- **What to do**:
What follows is a set of records; copy all of it exactly.

[Data entries]
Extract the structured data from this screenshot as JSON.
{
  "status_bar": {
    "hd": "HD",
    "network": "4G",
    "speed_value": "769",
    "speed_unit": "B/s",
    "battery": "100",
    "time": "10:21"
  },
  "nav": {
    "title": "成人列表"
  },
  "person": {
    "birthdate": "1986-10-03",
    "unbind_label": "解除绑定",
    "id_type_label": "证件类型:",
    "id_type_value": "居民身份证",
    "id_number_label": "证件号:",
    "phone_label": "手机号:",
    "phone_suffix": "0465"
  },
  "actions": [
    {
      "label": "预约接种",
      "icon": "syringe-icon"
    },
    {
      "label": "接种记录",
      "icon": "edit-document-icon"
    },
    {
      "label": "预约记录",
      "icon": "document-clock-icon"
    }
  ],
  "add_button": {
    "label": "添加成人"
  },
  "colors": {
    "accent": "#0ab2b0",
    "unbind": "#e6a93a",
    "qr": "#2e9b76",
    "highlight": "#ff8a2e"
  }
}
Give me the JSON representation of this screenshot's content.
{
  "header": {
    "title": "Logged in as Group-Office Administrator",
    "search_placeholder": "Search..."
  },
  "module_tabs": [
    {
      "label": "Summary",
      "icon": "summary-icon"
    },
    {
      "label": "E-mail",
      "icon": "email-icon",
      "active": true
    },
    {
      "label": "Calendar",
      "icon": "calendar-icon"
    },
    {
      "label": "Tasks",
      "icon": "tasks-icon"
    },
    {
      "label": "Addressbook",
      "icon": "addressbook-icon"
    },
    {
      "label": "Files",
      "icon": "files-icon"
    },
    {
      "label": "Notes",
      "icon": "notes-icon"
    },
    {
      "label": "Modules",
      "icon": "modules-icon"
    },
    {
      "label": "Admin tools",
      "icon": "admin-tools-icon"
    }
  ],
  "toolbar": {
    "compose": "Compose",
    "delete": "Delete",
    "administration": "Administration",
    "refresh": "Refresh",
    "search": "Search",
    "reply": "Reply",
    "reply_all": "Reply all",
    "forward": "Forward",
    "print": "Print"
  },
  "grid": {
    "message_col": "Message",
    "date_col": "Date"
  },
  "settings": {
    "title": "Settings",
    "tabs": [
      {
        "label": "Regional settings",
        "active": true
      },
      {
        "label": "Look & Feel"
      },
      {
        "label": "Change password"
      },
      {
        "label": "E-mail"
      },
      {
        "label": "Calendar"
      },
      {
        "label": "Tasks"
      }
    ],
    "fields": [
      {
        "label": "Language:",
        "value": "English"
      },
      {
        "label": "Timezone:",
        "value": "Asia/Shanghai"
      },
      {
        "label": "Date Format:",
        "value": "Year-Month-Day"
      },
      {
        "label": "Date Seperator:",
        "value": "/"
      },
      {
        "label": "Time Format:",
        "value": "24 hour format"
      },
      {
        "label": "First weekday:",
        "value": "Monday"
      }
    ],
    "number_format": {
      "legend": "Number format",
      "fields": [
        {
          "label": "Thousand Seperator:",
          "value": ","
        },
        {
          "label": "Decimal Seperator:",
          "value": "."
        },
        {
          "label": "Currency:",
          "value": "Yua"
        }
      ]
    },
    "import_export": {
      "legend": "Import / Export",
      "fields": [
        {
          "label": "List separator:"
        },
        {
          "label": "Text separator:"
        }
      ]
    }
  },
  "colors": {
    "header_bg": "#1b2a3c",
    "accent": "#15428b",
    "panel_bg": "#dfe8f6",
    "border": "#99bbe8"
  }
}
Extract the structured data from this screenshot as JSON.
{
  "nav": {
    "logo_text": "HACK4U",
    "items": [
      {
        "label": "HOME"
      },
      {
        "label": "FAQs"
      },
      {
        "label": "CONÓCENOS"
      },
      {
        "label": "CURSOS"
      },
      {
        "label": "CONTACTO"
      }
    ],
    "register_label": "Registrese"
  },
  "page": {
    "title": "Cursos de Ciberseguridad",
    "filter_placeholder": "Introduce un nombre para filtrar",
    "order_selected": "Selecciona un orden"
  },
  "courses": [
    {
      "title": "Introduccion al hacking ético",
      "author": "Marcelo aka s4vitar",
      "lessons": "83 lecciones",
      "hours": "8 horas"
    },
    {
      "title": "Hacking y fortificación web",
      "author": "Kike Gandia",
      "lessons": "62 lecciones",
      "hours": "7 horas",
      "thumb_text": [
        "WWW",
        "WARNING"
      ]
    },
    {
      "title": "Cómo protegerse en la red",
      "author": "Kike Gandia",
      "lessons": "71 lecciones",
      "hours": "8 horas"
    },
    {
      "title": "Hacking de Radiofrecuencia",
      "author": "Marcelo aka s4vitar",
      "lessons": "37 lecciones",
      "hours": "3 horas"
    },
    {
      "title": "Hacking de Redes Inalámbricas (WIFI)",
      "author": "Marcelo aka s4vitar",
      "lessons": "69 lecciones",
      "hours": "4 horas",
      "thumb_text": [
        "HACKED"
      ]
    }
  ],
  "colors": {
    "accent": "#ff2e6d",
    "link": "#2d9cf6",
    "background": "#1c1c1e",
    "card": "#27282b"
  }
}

- **Written response**:
Extract the structured data from this screenshot as JSON.
{
  "status_bar": {
    "hd": "HD",
    "network": "4G",
    "speed_value": "769",
    "speed_unit": "B/s",
    "battery": "100",
    "time": "10:21"
  },
  "nav": {
    "title": "成人列表"
  },
  "person": {
    "birthdate": "1986-10-03",
    "unbind_label": "解除绑定",
    "id_type_label": "证件类型:",
    "id_type_value": "居民身份证",
    "id_number_label": "证件号:",
    "phone_label": "手机号:",
    "phone_suffix": "0465"
  },
  "actions": [
    {
      "label": "预约接种",
      "icon": "syringe-icon"
    },
    {
      "label": "接种记录",
      "icon": "edit-document-icon"
    },
    {
      "label": "预约记录",
      "icon": "document-clock-icon"
    }
  ],
  "add_button": {
    "label": "添加成人"
  },
  "colors": {
    "accent": "#0ab2b0",
    "unbind": "#e6a93a",
    "qr": "#2e9b76",
    "highlight": "#ff8a2e"
  }
}
Give me the JSON representation of this screenshot's content.
{
  "header": {
    "title": "Logged in as Group-Office Administrator",
    "search_placeholder": "Search..."
  },
  "module_tabs": [
    {
      "label": "Summary",
      "icon": "summary-icon"
    },
    {
      "label": "E-mail",
      "icon": "email-icon",
      "active": true
    },
    {
      "label": "Calendar",
      "icon": "calendar-icon"
    },
    {
      "label": "Tasks",
      "icon": "tasks-icon"
    },
    {
      "label": "Addressbook",
      "icon": "addressbook-icon"
    },
    {
      "label": "Files",
      "icon": "files-icon"
    },
    {
      "label": "Notes",
      "icon": "notes-icon"
    },
    {
      "label": "Modules",
      "icon": "modules-icon"
    },
    {
      "label": "Admin tools",
      "icon": "admin-tools-icon"
    }
  ],
  "toolbar": {
    "compose": "Compose",
    "delete": "Delete",
    "administration": "Administration",
    "refresh": "Refresh",
    "search": "Search",
    "reply": "Reply",
    "reply_all": "Reply all",
    "forward": "Forward",
    "print": "Print"
  },
  "grid": {
    "message_col": "Message",
    "date_col": "Date"
  },
  "settings": {
    "title": "Settings",
    "tabs": [
      {
        "label": "Regional settings",
        "active": true
      },
      {
        "label": "Look & Feel"
      },
      {
        "label": "Change password"
      },
      {
        "label": "E-mail"
      },
      {
        "label": "Calendar"
      },
      {
        "label": "Tasks"
      }
    ],
    "fields": [
      {
        "label": "Language:",
        "value": "English"
      },
      {
        "label": "Timezone:",
        "value": "Asia/Shanghai"
      },
      {
        "label": "Date Format:",
        "value": "Year-Month-Day"
      },
      {
        "label": "Date Seperator:",
        "value": "/"
      },
      {
        "label": "Time Format:",
        "value": "24 hour format"
      },
      {
        "label": "First weekday:",
        "value": "Monday"
      }
    ],
    "number_format": {
      "legend": "Number format",
      "fields": [
        {
          "label": "Thousand Seperator:",
          "value": ","
        },
        {
          "label": "Decimal Seperator:",
          "value": "."
        },
        {
          "label": "Currency:",
          "value": "Yua"
        }
      ]
    },
    "import_export": {
      "legend": "Import / Export",
      "fields": [
        {
          "label": "List separator:"
        },
        {
          "label": "Text separator:"
        }
      ]
    }
  },
  "colors": {
    "header_bg": "#1b2a3c",
    "accent": "#15428b",
    "panel_bg": "#dfe8f6",
    "border": "#99bbe8"
  }
}
Extract the structured data from this screenshot as JSON.
{
  "nav": {
    "logo_text": "HACK4U",
    "items": [
      {
        "label": "HOME"
      },
      {
        "label": "FAQs"
      },
      {
        "label": "CONÓCENOS"
      },
      {
        "label": "CURSOS"
      },
      {
        "label": "CONTACTO"
      }
    ],
    "register_label": "Registrese"
  },
  "page": {
    "title": "Cursos de Ciberseguridad",
    "filter_placeholder": "Introduce un nombre para filtrar",
    "order_selected": "Selecciona un orden"
  },
  "courses": [
    {
      "title": "Introduccion al hacking ético",
      "author": "Marcelo aka s4vitar",
      "lessons": "83 lecciones",
      "hours": "8 horas"
    },
    {
      "title": "Hacking y fortificación web",
      "author": "Kike Gandia",
      "lessons": "62 lecciones",
      "hours": "7 horas",
      "thumb_text": [
        "WWW",
        "WARNING"
      ]
    },
    {
      "title": "Cómo protegerse en la red",
      "author": "Kike Gandia",
      "lessons": "71 lecciones",
      "hours": "8 horas"
    },
    {
      "title": "Hacking de Radiofrecuencia",
      "author": "Marcelo aka s4vitar",
      "lessons": "37 lecciones",
      "hours": "3 horas"
    },
    {
      "title": "Hacking de Redes Inalámbricas (WIFI)",
      "author": "Marcelo aka s4vitar",
      "lessons": "69 lecciones",
      "hours": "4 horas",
      "thumb_text": [
        "HACKED"
      ]
    }
  ],
  "colors": {
    "accent": "#ff2e6d",
    "link": "#2d9cf6",
    "background": "#1c1c1e",
    "card": "#27282b"
  }
}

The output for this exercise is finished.